Former attorney Ajit Pai was appointed to the leadership of the FCC by President Donald Trump in January 2017. Since then, he has rapidly made moves to reverse Obama-era policy to ensure net neutrality, the 2015 Open Internet Order.
The principle of net neutrality is that all online traffic is treated equally, no matter the website, user or content.
The principle has been vigorously defended by major figures in technology, including web inventor Sir Tim Berners-Lee, Facebook’s Mark Zuckerberg and Amazon’s Jeff Bezos. In a “day of action” in support of retaining net neutrality, more than 50,000 websites - including many of the most-visited sites globally - took action to raise awareness and encourage US citizens to send comments to the FCC.
A widely-viewed episode of John Oliver’s Last Week Tonight which urged citizens to submit comments is also thought to have helped raise the profile of the issue, with the FCC’s website crashing due to increased traffic after the episode aired.
In the sixty days allotted to receiving public comments, a staggering 22,149,776 comments were received. 98.5 per cent of unique comments are estimated to support net neutrality.
Despite overwhelming public support for net neutrality, Pai has repeatedly stated that he will not perform a U-turn and has continued to push ahead with dismantling the Open Internet Order.
Since May, there have been reports that many of these comments uploaded (mostly in support of Pai’s rollback) are duplicates or fake and possibly attributed to real people - including deceased people - without their knowledge.

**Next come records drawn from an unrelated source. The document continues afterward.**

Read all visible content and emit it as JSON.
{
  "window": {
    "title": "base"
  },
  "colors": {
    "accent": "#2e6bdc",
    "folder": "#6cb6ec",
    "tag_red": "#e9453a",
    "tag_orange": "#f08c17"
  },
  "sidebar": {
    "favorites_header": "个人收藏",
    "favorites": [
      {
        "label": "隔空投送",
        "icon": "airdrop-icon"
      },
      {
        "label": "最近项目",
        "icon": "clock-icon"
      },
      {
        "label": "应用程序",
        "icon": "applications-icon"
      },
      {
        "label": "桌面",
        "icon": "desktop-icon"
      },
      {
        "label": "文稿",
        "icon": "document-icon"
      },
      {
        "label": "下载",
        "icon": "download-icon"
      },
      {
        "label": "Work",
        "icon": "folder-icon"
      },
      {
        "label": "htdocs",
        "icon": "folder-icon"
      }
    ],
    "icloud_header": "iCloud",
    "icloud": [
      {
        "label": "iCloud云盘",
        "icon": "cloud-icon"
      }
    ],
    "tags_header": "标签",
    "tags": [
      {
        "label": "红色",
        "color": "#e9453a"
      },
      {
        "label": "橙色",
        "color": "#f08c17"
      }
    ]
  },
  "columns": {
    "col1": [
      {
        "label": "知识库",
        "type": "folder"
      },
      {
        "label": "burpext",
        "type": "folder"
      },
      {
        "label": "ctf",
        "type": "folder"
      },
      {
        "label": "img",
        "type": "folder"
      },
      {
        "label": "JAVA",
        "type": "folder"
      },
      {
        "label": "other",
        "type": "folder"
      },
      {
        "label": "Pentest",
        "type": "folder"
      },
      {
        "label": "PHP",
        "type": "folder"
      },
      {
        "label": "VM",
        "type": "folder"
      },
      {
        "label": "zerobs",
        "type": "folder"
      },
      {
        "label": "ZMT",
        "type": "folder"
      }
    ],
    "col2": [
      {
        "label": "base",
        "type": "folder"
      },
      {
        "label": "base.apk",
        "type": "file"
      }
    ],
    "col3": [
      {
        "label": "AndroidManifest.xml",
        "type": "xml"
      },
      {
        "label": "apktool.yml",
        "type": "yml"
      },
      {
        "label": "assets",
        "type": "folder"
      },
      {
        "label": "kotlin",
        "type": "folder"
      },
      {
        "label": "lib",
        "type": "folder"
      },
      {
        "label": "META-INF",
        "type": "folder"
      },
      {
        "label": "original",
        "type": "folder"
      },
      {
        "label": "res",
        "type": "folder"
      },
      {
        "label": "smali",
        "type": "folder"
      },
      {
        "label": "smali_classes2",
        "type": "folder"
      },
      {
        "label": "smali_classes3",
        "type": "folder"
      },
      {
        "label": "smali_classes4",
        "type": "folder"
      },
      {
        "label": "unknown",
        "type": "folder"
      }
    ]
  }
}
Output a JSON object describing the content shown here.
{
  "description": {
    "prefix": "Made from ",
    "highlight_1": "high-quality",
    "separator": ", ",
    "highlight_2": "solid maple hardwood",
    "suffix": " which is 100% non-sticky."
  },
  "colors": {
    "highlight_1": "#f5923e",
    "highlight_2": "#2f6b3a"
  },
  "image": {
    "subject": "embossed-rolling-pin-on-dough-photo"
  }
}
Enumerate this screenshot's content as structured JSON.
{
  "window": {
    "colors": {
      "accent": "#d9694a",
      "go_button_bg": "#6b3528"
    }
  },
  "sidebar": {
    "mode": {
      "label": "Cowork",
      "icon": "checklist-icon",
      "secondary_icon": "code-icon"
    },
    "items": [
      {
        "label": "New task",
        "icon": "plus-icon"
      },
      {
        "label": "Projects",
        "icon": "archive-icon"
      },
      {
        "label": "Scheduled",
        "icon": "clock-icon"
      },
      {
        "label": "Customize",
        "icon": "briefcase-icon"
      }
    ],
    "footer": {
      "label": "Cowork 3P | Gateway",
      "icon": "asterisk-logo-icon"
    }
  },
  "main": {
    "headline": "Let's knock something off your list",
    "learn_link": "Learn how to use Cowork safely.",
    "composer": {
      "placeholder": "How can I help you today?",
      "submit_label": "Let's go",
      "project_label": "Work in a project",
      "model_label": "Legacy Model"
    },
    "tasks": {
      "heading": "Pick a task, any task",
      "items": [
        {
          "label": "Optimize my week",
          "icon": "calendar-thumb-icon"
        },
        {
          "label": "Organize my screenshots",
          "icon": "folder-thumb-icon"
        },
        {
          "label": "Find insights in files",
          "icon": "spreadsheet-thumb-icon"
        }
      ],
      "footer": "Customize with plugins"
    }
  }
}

In June, Rep. Frank Pallone, a Democratic Congressman from New Jersey, called on the FBI and Department of Justice to investigate whether these fake comments violated federal law by stealing identities.
In response to these reports, Jason Prechtel, who describes himself as a writer, coder and filmmaker, filed a Freedom of Information request on 4 June, asking for data relating to these bulk comments, which could be used to determine whether any groups of comment could be fake, or that any users with “suspicious” e-mail addresses were allowed to submit multiple comments.
Although his request was acknowledged, he says that he has not yet received the relevant information, despite the deadline for responding passing months ago. His request is still “under agency review”, he wrote.
“As the agency is legally obliged to respond to my request, and as the underlying questions behind my request still [has not] been answered, I have filed a lawsuit against the FCC for [its] refusal to conduct a reasonably timely search for the records and have demanded the release of these records.”
The FCC has not yet responded to the complaint in court.
Facebook’s Free Basics app, at the centre of its Internet.org project to expand internet access, has been heavily criticised for violating net neutrality, and providing a hint of how Americans’ browsing experience may change in coming years.